A story has often been told, probably apocryphally, that the solution to the problem eventually occurred to Bradley while he was in a sailing boat on the River Thames. He noticed that when the boat turned about, a small flag at the top of the mast (a telltale) changed its direction, even though the wind had not changed; the only thing that had changed was the direction and speed of the boat. Bradley worked out the consequences of supposing that the direction and speed of the earth in its orbit, combined with a consistent speed of light from the star, might cause the apparent changes of stellar position that he observed. He found that this fitted the observations well, and also gave an estimate for the speed of light, and showed that the stellar parallax, if any, with extremes in June and December, was far too small to measure at the precision available to Bradley. (The smallness of any parallax, compared with expectations, also showed that the stars must be many times more distant from the Earth than anybody had previously believed.)

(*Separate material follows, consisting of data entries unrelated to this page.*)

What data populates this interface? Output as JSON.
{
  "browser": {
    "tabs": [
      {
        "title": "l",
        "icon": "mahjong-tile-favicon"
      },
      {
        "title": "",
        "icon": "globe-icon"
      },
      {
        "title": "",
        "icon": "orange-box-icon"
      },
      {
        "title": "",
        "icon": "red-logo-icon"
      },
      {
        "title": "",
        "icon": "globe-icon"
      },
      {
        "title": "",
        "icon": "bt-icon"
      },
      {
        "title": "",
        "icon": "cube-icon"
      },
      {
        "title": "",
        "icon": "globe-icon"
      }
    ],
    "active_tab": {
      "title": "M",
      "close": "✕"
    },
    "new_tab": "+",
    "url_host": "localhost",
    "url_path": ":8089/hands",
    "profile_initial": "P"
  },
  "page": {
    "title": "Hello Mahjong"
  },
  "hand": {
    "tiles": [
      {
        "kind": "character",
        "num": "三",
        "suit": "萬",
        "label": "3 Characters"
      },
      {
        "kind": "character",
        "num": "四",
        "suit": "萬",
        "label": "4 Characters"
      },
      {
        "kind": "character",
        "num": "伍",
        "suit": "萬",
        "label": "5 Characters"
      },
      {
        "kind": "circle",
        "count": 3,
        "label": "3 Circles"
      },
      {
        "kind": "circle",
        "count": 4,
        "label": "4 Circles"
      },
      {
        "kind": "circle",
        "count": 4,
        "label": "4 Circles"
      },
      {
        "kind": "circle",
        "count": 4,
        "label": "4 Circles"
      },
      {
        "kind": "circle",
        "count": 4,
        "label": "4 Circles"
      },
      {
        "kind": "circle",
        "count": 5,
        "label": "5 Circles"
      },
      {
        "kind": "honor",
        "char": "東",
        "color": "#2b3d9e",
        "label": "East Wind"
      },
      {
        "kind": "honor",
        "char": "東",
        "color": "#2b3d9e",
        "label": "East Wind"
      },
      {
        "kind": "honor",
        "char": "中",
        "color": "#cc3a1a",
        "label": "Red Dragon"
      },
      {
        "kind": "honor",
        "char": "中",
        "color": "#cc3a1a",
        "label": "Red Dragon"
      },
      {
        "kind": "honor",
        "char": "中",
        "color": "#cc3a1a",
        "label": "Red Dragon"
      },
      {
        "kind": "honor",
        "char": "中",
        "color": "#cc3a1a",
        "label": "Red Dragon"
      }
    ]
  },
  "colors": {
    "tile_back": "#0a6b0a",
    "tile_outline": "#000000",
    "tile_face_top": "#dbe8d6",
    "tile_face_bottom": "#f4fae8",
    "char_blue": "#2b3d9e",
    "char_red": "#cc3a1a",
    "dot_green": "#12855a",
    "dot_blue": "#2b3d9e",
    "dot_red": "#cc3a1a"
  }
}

This discovery of what became known as the aberration of light was, for all realistic purposes, conclusive evidence for the movement of the Earth, and hence for the correctness of Aristarchus' and Kepler's theories; it was announced to the Royal Society in January 1729 (Phil. Trans. xxxv. 637). The theory of the aberration also gave Bradley a means to improve on the accuracy of the previous estimate of the speed of light, which had previously been estimated by the work of Ole Rømer and others.
The earliest observations upon which the discovery of the aberration was founded were made at Molyneux's house on Kew Green, and were continued at the house of Bradley's uncle James Pound in Wanstead, Essex. After publication of his work on the aberration, Bradley continued to observe, to develop and check his second major discovery, the nutation of the Earth's axis, but he did not announce this in print until 14 February 1748 (Phil. Trans. xlv. I), when he had tested its reality by minute observations during an entire revolution (18.6 years) of the moon's nodes.
The publication of Bradley's observations was delayed by disputes about their ownership; but they were finally issued by the Clarendon Press, Oxford, in two folio volumes (1798, 1805). The insight and industry of Friedrich Bessel were, however, needed for the development of their fundamental importance.